Angry trades unionists have hit out at the "completely unjustifiable" £190,000 plus salary of the prospective new Burton and Derby NHS supremo ahead of the controversial health merger.
New figures released by Derby Teaching Hospitals NHS Foundation Trust show that Gavin Boyle, who is set to head the merged NHS Trust, is currently earning more money than Prime Minister Theresa May.
The recently published annual report and accounts guide from the Foundation Trust shows that Mr Boyle was paid between £190,000 and £195,000 from March 31, 2016 to March 31, 2017. The Prime Minister's salary has been quoted as £152,532.
The chairman of Derby Teaching Hospitals Foundation Trust John Rivers said Mr Boyle's salary reflected the demands of the role and had been determined by the Trust's remuneration committee after benchmarking against other large NHS trusts.
But William Walker, secretary of East Staffordshire Trade Union Council hit back - and claimed money allocated for executive pay would be better spent on frontline NHS services.
Mr Boyle is the current chief executive of the Derby trust and has already been named in the same role should the planned merger go through.
The merger will see a new NHS trust formed as Derby Teaching Hospitals NHS Foundation Trust acquires the Burton hospitals trust in the proposed merger.

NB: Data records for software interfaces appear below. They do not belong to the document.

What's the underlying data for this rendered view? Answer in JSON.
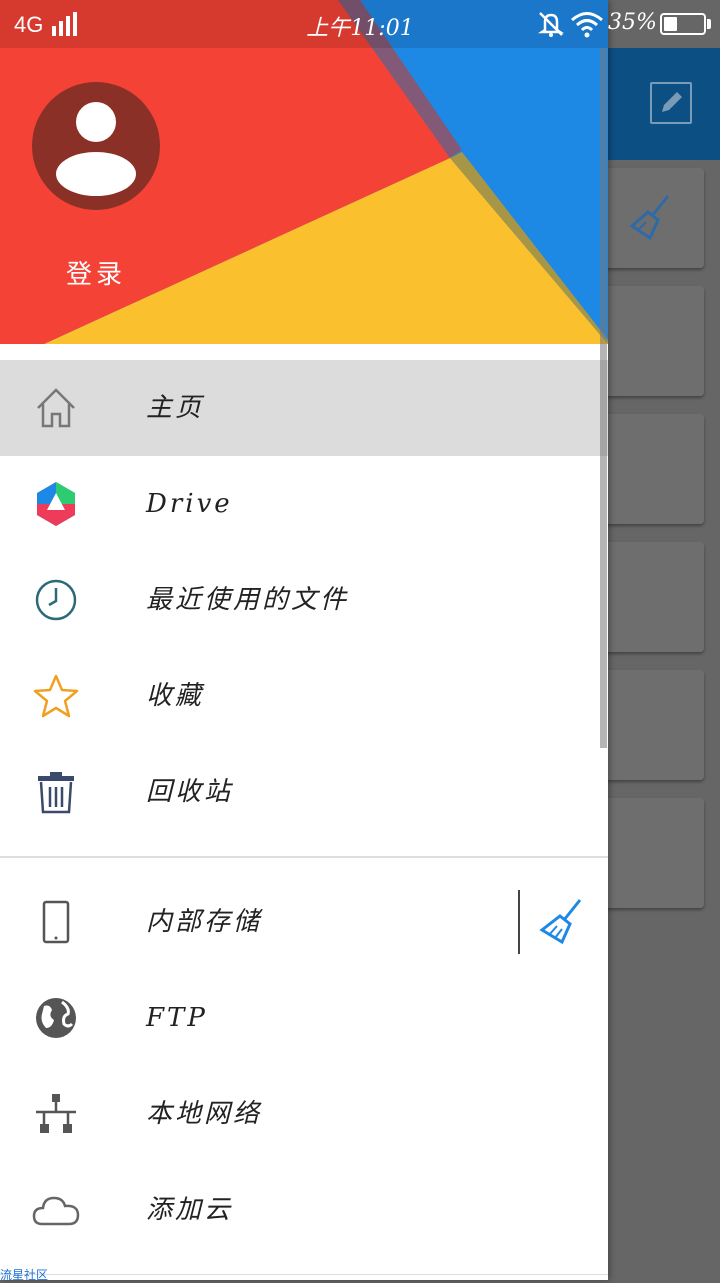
{
  "status_bar": {
    "network": "4G",
    "time": "上午11:01",
    "battery_percent": "35%",
    "battery_level": 0.35
  },
  "drawer": {
    "login_label": "登录",
    "items_primary": [
      {
        "label": "主页",
        "icon": "home-icon"
      },
      {
        "label": "Drive",
        "icon": "drive-icon"
      },
      {
        "label": "最近使用的文件",
        "icon": "clock-icon"
      },
      {
        "label": "收藏",
        "icon": "star-icon"
      },
      {
        "label": "回收站",
        "icon": "trash-icon"
      }
    ],
    "items_storage": [
      {
        "label": "内部存储",
        "icon": "phone-icon"
      },
      {
        "label": "FTP",
        "icon": "globe-icon"
      },
      {
        "label": "本地网络",
        "icon": "network-icon"
      },
      {
        "label": "添加云",
        "icon": "cloud-icon"
      }
    ]
  },
  "colors": {
    "header_red": "#f44336",
    "header_blue": "#1e88e5",
    "header_yellow": "#fbc02d",
    "accent_blue": "#1e88e5"
  },
  "watermark": "流星社区"
}
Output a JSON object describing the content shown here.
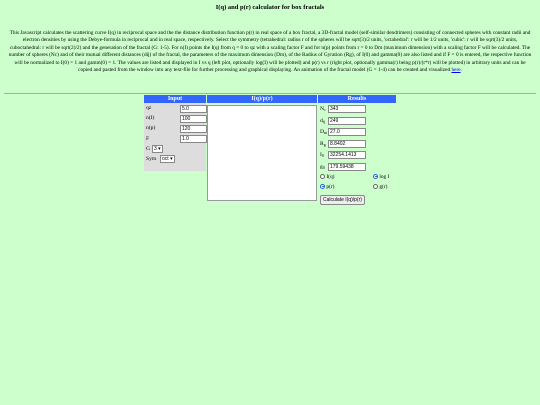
{
  "page": {
    "title": "I(q) and p(r) calculator for box fractals",
    "intro_text": "This Javascript calculates the scattering curve I(q) in reciprocal space and the the distance distribution function p(r) in real space of a box fractal, a 3D-fractal model (self-similar dendrimers) consisting of connected spheres with constant radii and electron densities by using the Debye-formula in reciprocal and in real space, respectively. Select the symmetry (tetrahedral: radius r of the spheres will be sqrt(3)/2 units, 'octahedral': r will be 1/2 units, 'cubic': r will be sqrt(3)/2 units, cuboctahedral: r will be sqrt(2)/2) and the generation of the fractal (G: 1-5). For n(I) points the I(q) from q = 0 to qz with a scaling factor F and for n(p) points from r = 0 to Dm (maximum dimension) with a scaling factor F will be calculated. The number of spheres (Nc) and of their mutual different distances (dij) of the fractal, the parameters of the maximum dimension (Dm), of the Radius of Gyration (Rg), of I(0) and gamma(0) are also listed and if F = 0 is entered, the respective function will be normalized to I(0) = 1 and gamm(0) = 1. The values are listed and displayed in I vs q (left plot, optionally log(I) will be plotted) and p(r) vs r (right plot, optionally gamma(r) being p(r)/(r*r) will be plotted) in arbitrary units and can be copied and pasted from the window into any text-file for further processing and graphical displaying. An animation of the fractal model (G = 1-4) can be created and visualized",
    "intro_link": "here",
    "intro_end": "."
  },
  "input": {
    "header": "Input",
    "qz_label": "qz",
    "qz_value": "5.0",
    "nI_label": "n(I)",
    "nI_value": "100",
    "np_label": "n(p)",
    "np_value": "120",
    "F_label": "F",
    "F_value": "1.0",
    "G_label": "G",
    "G_value": "3",
    "sym_label": "Sym",
    "sym_value": "oct"
  },
  "output": {
    "header": "I(q)/p(r)"
  },
  "results": {
    "header": "Results",
    "Nc_base": "N",
    "Nc_sub": "c",
    "Nc_value": "343",
    "dij_base": "d",
    "dij_sub": "ij",
    "dij_value": "249",
    "Dm_base": "D",
    "Dm_sub": "m",
    "Dm_value": "27.0",
    "Rg_base": "R",
    "Rg_sub": "g",
    "Rg_value": "8.8402",
    "I0_base": "I",
    "I0_sub": "0",
    "I0_value": "32254.1413",
    "g0_base": "g",
    "g0_sub": "0",
    "g0_value": "179.59438",
    "opt_Iq": "I(q)",
    "opt_logI": "log I",
    "opt_pr": "p(r)",
    "opt_gr": "g(r)",
    "calc_button": "Calculate I(q)/p(r)"
  }
}
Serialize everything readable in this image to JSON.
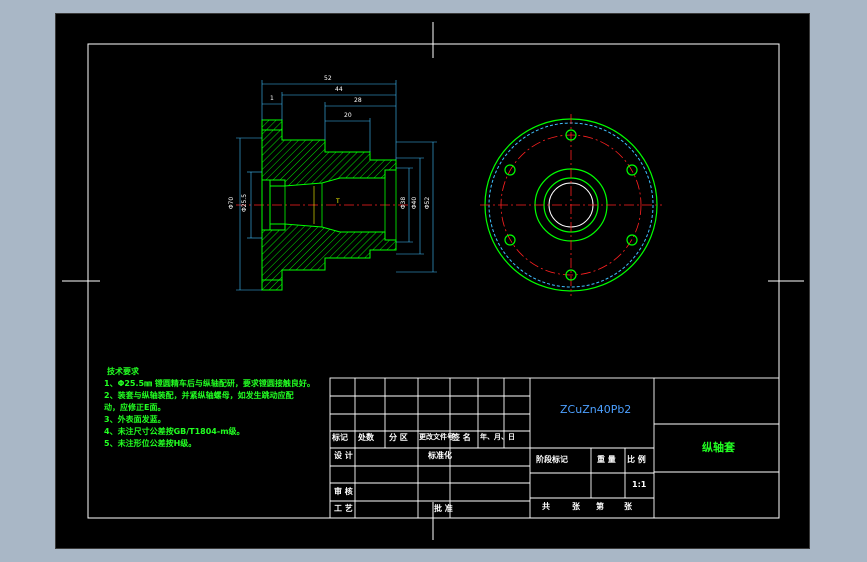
{
  "dimensions": {
    "d52": "52",
    "d44": "44",
    "d1": "1",
    "d28": "28",
    "d20": "20",
    "phi70": "Φ70",
    "phi25": "Φ25.5",
    "phi38": "Φ38",
    "phi40": "Φ40",
    "phi52": "Φ52",
    "bore": "T"
  },
  "notes": {
    "title": "技术要求",
    "lines": [
      "1、Φ25.5㎜ 镗圆精车后与纵轴配研，要求镗圆接触良好。",
      "2、装套与纵轴装配，并紧纵轴螺母，如发生跳动应配",
      "动，应修正E面。",
      "3、外表面发蓝。",
      "4、未注尺寸公差按GB/T1804-m级。",
      "5、未注形位公差按H级。"
    ]
  },
  "titleblock": {
    "material": "ZCuZn40Pb2",
    "part_name": "纵轴套",
    "mark": "标记",
    "count": "处数",
    "zone": "分 区",
    "doc": "更改文件号",
    "sign": "签 名",
    "date": "年、月、日",
    "design": "设 计",
    "standard": "标准化",
    "stage": "阶段标记",
    "weight": "重 量",
    "ratio": "比 例",
    "scale": "1:1",
    "check": "审 核",
    "process": "工 艺",
    "approve": "批 准",
    "total": "共",
    "sheets": "张",
    "page": "第",
    "sheets2": "张"
  },
  "colors": {
    "background": "#a9b7c6",
    "paper": "#000000",
    "frame": "#ffffff",
    "outline": "#00ff00",
    "hatch": "#00ff00",
    "centerline": "#ff2020",
    "dimension": "#40c0ff",
    "notes": "#22ff22",
    "material": "#4ca0ff",
    "part_name": "#22ff22"
  }
}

It has also already been confirmed that the current boss of the Burton trust, Helen Scott-South, 60, will retire after more than 40 years with the NHS, if the merger is approved.
She has decided to step down after a 42-year career with the NHS, after deciding not to throw her hat into the ring for the new top job, it has been revealed.
The recently published annual report and accounts guide from Derby Teaching Hospitals NHS Foundation Trust shows how the trust has performed across the past financial year.
Included in the report is all the salaries earned by executives and non-executive directors in the trust, including Gavin Boyle.
It is revealed that between March 31, 2016 and March 31, 2017, Mr Boyle was paid a salary of between £190,000 and £195,000.
Comparatively, Prime Minister, Theresa May earned a salary of £152,532 from April 1, 2016, according to Government statistics.
Mr Walker said: "The salary earned by Mr Boyle is completely unjustifiable when you have student nurses having their bursaries cut and fully qualified nurses who have not had a pay rise for years struggling to make ends meet.
"When you look at the combined salaries of the current Derby board, it equates to over £1 million of taxpayers money. It is extremely disappointing that such vast amounts of public money should go to hospital stakeholders rather than to frontline NHS services.
"Should this unwanted takeover go through, Mr Boyle will become the CEO of the new trust covering Burton. We would now call on him and those pushing through this takeover to immediately declare Mr Boyle’s salary once the trusts combine.
"Such extortionate pay packets only further highlight just how far out of touch these senior figures are from public opinion and more importantly from the plight of NHS staff and patients who will ultimately lose out because of their desire to drive through a privatisation agenda."
The chairman of Derby Teaching Hospitals NHS Foundation Trust, John Rivers sought to quell the trade union's concerns, and said: "The chief executive's salary was determined by the trust's remuneratrion committee, after benchmarking against other large NHS trusts, and it was approved on his appointment by HM Treasury."Gavin Boyle is leading a large complex organisation with more than 8,500 employees and an annual turnover of £500 million.
"His is a challenging role and his salary reflects the demands placed on him in providing strong leadership at Derby Teaching Hospitals, which is proud of its reputation for high quality patient care.
"It is absolutely key that we attract and retain the best individuals to lead our trust at a time when the NHS is under considerable pressure.
"There have been no discussions to date about salaries for any prospective director of a new organisation post-merger."
The Burton and Derby hospital trusts merger so far
Final planning for the proposed merger is still being finalised and should be submitted and reviewed by the end of the year.
Earlier this year, in June, it was announced at a Healthwatch meeting that the outline business case for the partnership of the organisations, with a recommendation to merge, was approved.
Fears have been raised by many, particularly in Burton, that the hospital could lose services, including the accident and emergency department.
Concerns were raised that the A and E department at Queen's Hospital could be downgraded to an urgent care centre, meaning it would not operate 24-7. The Burton Mail, as well as the town's MP Andrew Griffiths, joined the fight to keep it open.
At the Healthwatch meeting it was confirmed by bosses from both respective trusts, Helen Scott-South from Burton and Gavin Boyle from Derby, that the A and E department would not close.
A new trust will be formed, if the current plans go ahead, under a new combined title. The chairman will be John Rivers, the current chairman of both Derby and Burton trusts, and chief executive of Derby Teaching Hospitals NHS Foundation Trust, Gavin Boyle will take up the same role at the new trust.